DATA UNDER STUDY
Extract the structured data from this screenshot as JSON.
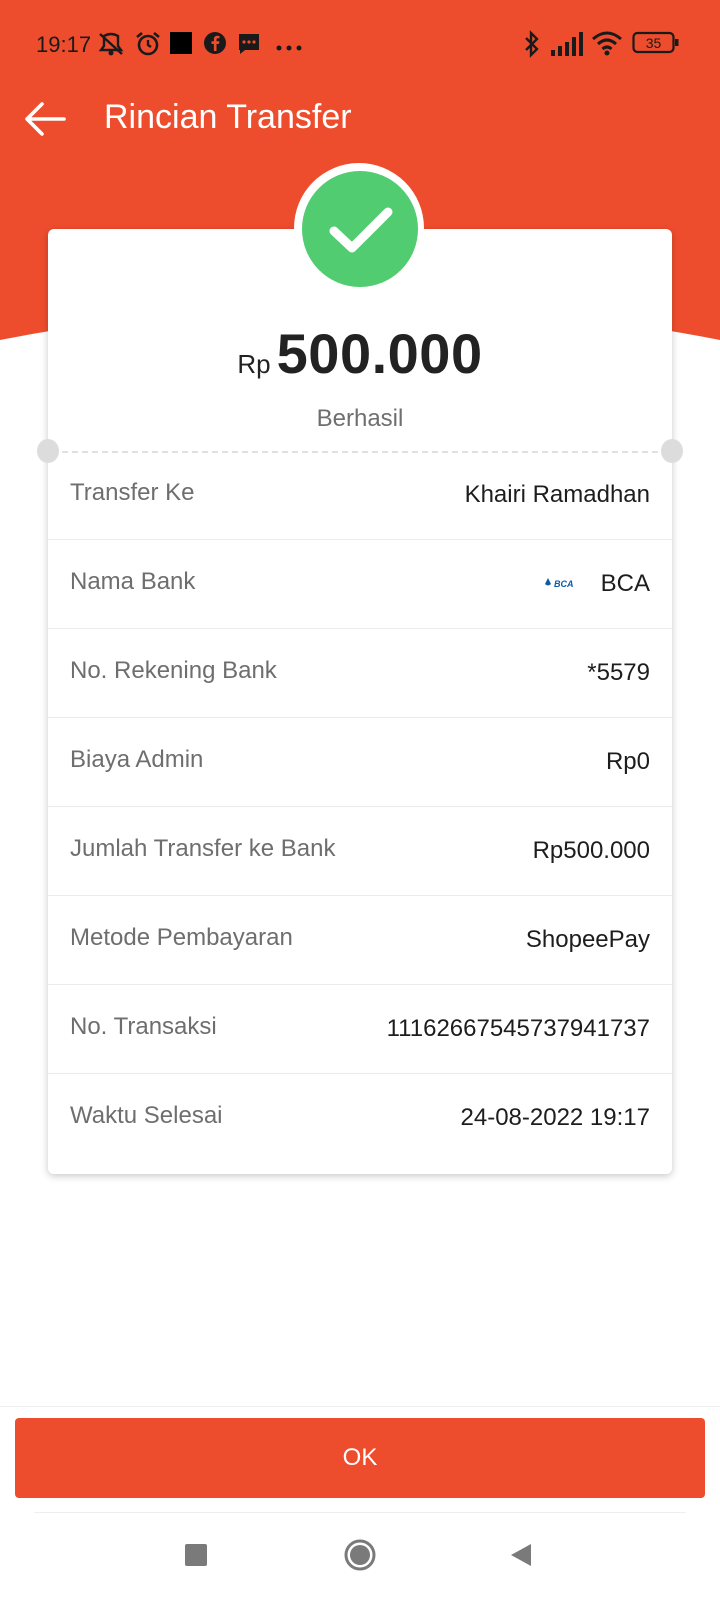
{
  "colors": {
    "brand": "#ee4d2d",
    "success": "#52cc70"
  },
  "status_bar": {
    "time": "19:17",
    "battery": "35",
    "icons": [
      "muted-vibrate-icon",
      "alarm-icon",
      "square-notification-icon",
      "facebook-icon",
      "message-icon",
      "more-dots-icon",
      "bluetooth-icon",
      "signal-icon",
      "wifi-icon",
      "battery-icon"
    ]
  },
  "appbar": {
    "title": "Rincian Transfer"
  },
  "summary": {
    "currency": "Rp",
    "amount": "500.000",
    "status": "Berhasil"
  },
  "details": [
    {
      "label": "Transfer Ke",
      "value": "Khairi Ramadhan"
    },
    {
      "label": "Nama Bank",
      "value": "BCA",
      "logo": "BCA"
    },
    {
      "label": "No. Rekening Bank",
      "value": "*5579"
    },
    {
      "label": "Biaya Admin",
      "value": "Rp0"
    },
    {
      "label": "Jumlah Transfer ke Bank",
      "value": "Rp500.000"
    },
    {
      "label": "Metode Pembayaran",
      "value": "ShopeePay"
    },
    {
      "label": "No. Transaksi",
      "value": "11162667545737941737"
    },
    {
      "label": "Waktu Selesai",
      "value": "24-08-2022 19:17"
    }
  ],
  "actions": {
    "ok_label": "OK"
  },
  "nav": {
    "items": [
      "recent-apps-icon",
      "home-icon",
      "back-triangle-icon"
    ]
  }
}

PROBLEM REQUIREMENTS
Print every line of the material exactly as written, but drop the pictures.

ANSWER TO THIS EXERCISE
Extract the structured data from this screenshot as JSON.
{
  "colors": {
    "brand": "#ee4d2d",
    "success": "#52cc70"
  },
  "status_bar": {
    "time": "19:17",
    "battery": "35",
    "icons": [
      "muted-vibrate-icon",
      "alarm-icon",
      "square-notification-icon",
      "facebook-icon",
      "message-icon",
      "more-dots-icon",
      "bluetooth-icon",
      "signal-icon",
      "wifi-icon",
      "battery-icon"
    ]
  },
  "appbar": {
    "title": "Rincian Transfer"
  },
  "summary": {
    "currency": "Rp",
    "amount": "500.000",
    "status": "Berhasil"
  },
  "details": [
    {
      "label": "Transfer Ke",
      "value": "Khairi Ramadhan"
    },
    {
      "label": "Nama Bank",
      "value": "BCA",
      "logo": "BCA"
    },
    {
      "label": "No. Rekening Bank",
      "value": "*5579"
    },
    {
      "label": "Biaya Admin",
      "value": "Rp0"
    },
    {
      "label": "Jumlah Transfer ke Bank",
      "value": "Rp500.000"
    },
    {
      "label": "Metode Pembayaran",
      "value": "ShopeePay"
    },
    {
      "label": "No. Transaksi",
      "value": "11162667545737941737"
    },
    {
      "label": "Waktu Selesai",
      "value": "24-08-2022 19:17"
    }
  ],
  "actions": {
    "ok_label": "OK"
  },
  "nav": {
    "items": [
      "recent-apps-icon",
      "home-icon",
      "back-triangle-icon"
    ]
  }
}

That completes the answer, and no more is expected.